- Make sure there are a few big kids in the group. That was a game-changer. We had three kids in the 12/13-year-old range, and they were great leaders. If that’s not possible, ask an adult friend to come over for the day.
- Plan your get-together in the morning. We hosted kids from 9am through 1pm and it was a great time of day for basic levels of energy.
- Keep the food simple. I put out a huge platter of cucumbers, carrots, apple slices and cheese with crackers for a snack. Then made a giant pot of mac and cheese for lunch, with grapes on the side.
- Drawing pictures for the bags takes lots of time and space. Make sure you have lots of paper and crayons/markers and it’s not a bad idea to have an example for the kids, with encouraging phrases like “Have a great day!” and “Someone’s thinking about you!” written out for pre-spellers.
- This is the most important part: You don’t have to do all or any of these activities. A couple of board games and a video would be fine. I’d been wanting to make care packages for the homeless for a long time and this seemed like a good place to get it done. So many hands!
It doesn’t have to be perfect
The point wasn’t for the kids to have a nice time anyway. Not really. The real message was for their parents. I wanted those gorgeous souls to know that I see them. That I hear how tiring it is to wake up at 2am because your daughter has night terrors. That I support them as they navigate the labyrinth of services available (or not) through the public school system. That they’re not in this alone. Not all the time.
It can feel so overwhelming to know when to step in as a friend. What can I really do? I kept asking myself. And in the end, I came up with the most straightforward thing. The one thing every parent I know could use more of: I could offer them a morning of peace. I like cooking, I like kids. Yes! Yes, I can do this.

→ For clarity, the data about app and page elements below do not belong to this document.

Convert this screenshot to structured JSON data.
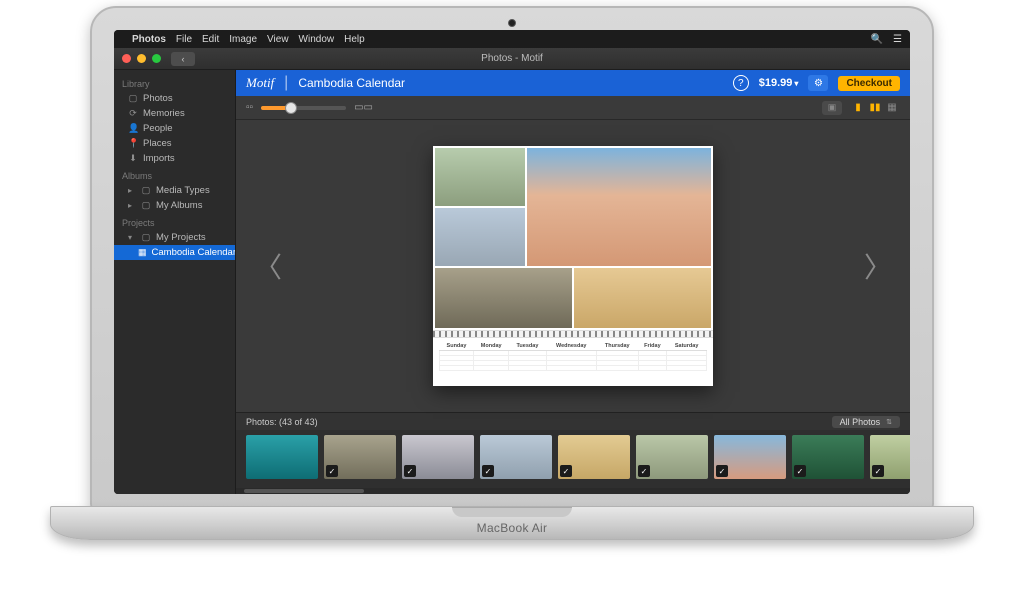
{
  "laptop_brand": "MacBook Air",
  "menubar": {
    "app": "Photos",
    "items": [
      "File",
      "Edit",
      "Image",
      "View",
      "Window",
      "Help"
    ]
  },
  "window": {
    "title": "Photos - Motif"
  },
  "sidebar": {
    "sections": [
      {
        "heading": "Library",
        "items": [
          {
            "icon": "▢",
            "label": "Photos"
          },
          {
            "icon": "⟳",
            "label": "Memories"
          },
          {
            "icon": "👤",
            "label": "People"
          },
          {
            "icon": "📍",
            "label": "Places"
          },
          {
            "icon": "⬇",
            "label": "Imports"
          }
        ]
      },
      {
        "heading": "Albums",
        "items": [
          {
            "disclosure": "▸",
            "icon": "▢",
            "label": "Media Types"
          },
          {
            "disclosure": "▸",
            "icon": "▢",
            "label": "My Albums"
          }
        ]
      },
      {
        "heading": "Projects",
        "items": [
          {
            "disclosure": "▾",
            "icon": "▢",
            "label": "My Projects"
          },
          {
            "indent": true,
            "icon": "▦",
            "label": "Cambodia Calendar",
            "selected": true
          }
        ]
      }
    ]
  },
  "brandbar": {
    "logo": "Motif",
    "project": "Cambodia Calendar",
    "price": "$19.99",
    "checkout": "Checkout"
  },
  "calendar": {
    "days": [
      "Sunday",
      "Monday",
      "Tuesday",
      "Wednesday",
      "Thursday",
      "Friday",
      "Saturday"
    ]
  },
  "tray": {
    "label": "Photos:",
    "count": "(43 of 43)",
    "filter": "All Photos"
  }
}
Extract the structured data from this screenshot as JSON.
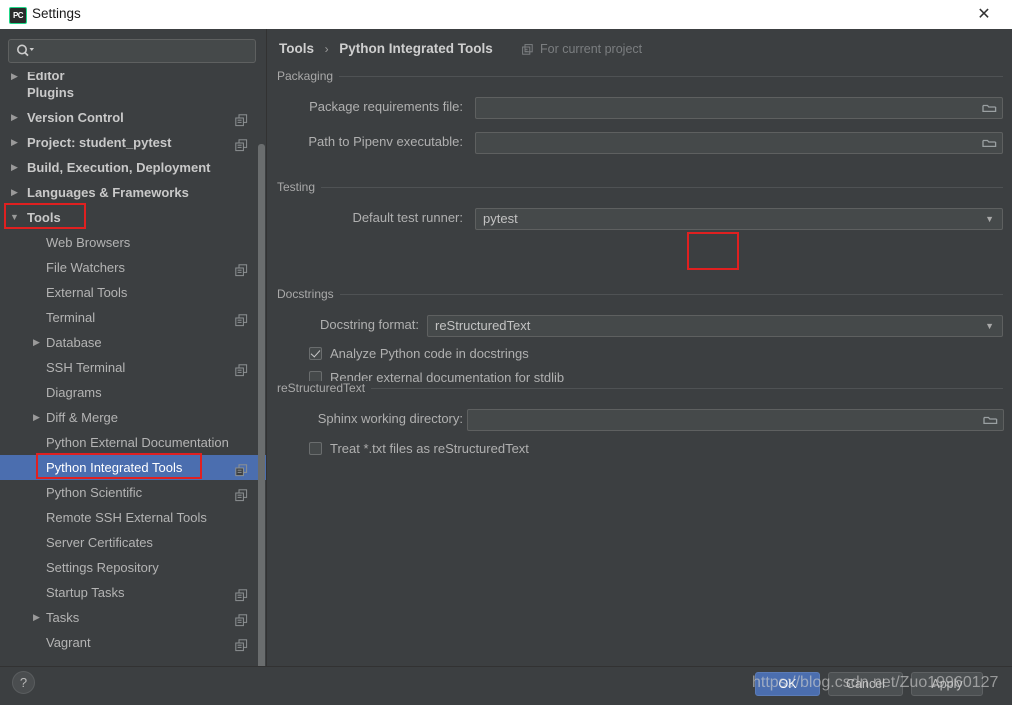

It’s no life-changer, this one morning, but hopefully the feeling of support lingers much, much longer.
Until the whole crowd comes back again this summer. I can’t wait.
Is adoption right for you? UNICEF reports nearly 140 million orphans worldwide in 2015, and of those, 95 percent are under the age of five. Bringing it closer to home, there were 400,000 American children in foster care in 2014. That’s more than the entire population of Cleveland, Ohio–every single one of them, children looking for a family. If you’re exploring the idea of adoption, this article seems like a good place to start.